#### Data to examine ####
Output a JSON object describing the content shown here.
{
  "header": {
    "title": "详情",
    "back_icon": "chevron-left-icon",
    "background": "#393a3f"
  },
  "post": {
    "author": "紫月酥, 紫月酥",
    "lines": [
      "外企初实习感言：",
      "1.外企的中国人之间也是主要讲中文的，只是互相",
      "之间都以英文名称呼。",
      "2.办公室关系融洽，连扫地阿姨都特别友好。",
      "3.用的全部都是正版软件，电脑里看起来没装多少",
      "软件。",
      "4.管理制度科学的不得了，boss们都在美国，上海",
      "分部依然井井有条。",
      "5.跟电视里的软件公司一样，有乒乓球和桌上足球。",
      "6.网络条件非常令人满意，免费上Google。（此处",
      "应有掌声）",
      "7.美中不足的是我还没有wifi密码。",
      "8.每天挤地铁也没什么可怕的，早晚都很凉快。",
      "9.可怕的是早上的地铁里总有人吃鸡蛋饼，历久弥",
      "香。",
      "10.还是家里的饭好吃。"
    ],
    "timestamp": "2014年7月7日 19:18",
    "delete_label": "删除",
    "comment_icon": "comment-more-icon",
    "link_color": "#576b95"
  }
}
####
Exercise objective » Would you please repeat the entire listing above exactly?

Result of this task »
Output a JSON object describing the content shown here.
{
  "header": {
    "title": "详情",
    "back_icon": "chevron-left-icon",
    "background": "#393a3f"
  },
  "post": {
    "author": "紫月酥, 紫月酥",
    "lines": [
      "外企初实习感言：",
      "1.外企的中国人之间也是主要讲中文的，只是互相",
      "之间都以英文名称呼。",
      "2.办公室关系融洽，连扫地阿姨都特别友好。",
      "3.用的全部都是正版软件，电脑里看起来没装多少",
      "软件。",
      "4.管理制度科学的不得了，boss们都在美国，上海",
      "分部依然井井有条。",
      "5.跟电视里的软件公司一样，有乒乓球和桌上足球。",
      "6.网络条件非常令人满意，免费上Google。（此处",
      "应有掌声）",
      "7.美中不足的是我还没有wifi密码。",
      "8.每天挤地铁也没什么可怕的，早晚都很凉快。",
      "9.可怕的是早上的地铁里总有人吃鸡蛋饼，历久弥",
      "香。",
      "10.还是家里的饭好吃。"
    ],
    "timestamp": "2014年7月7日 19:18",
    "delete_label": "删除",
    "comment_icon": "comment-more-icon",
    "link_color": "#576b95"
  }
}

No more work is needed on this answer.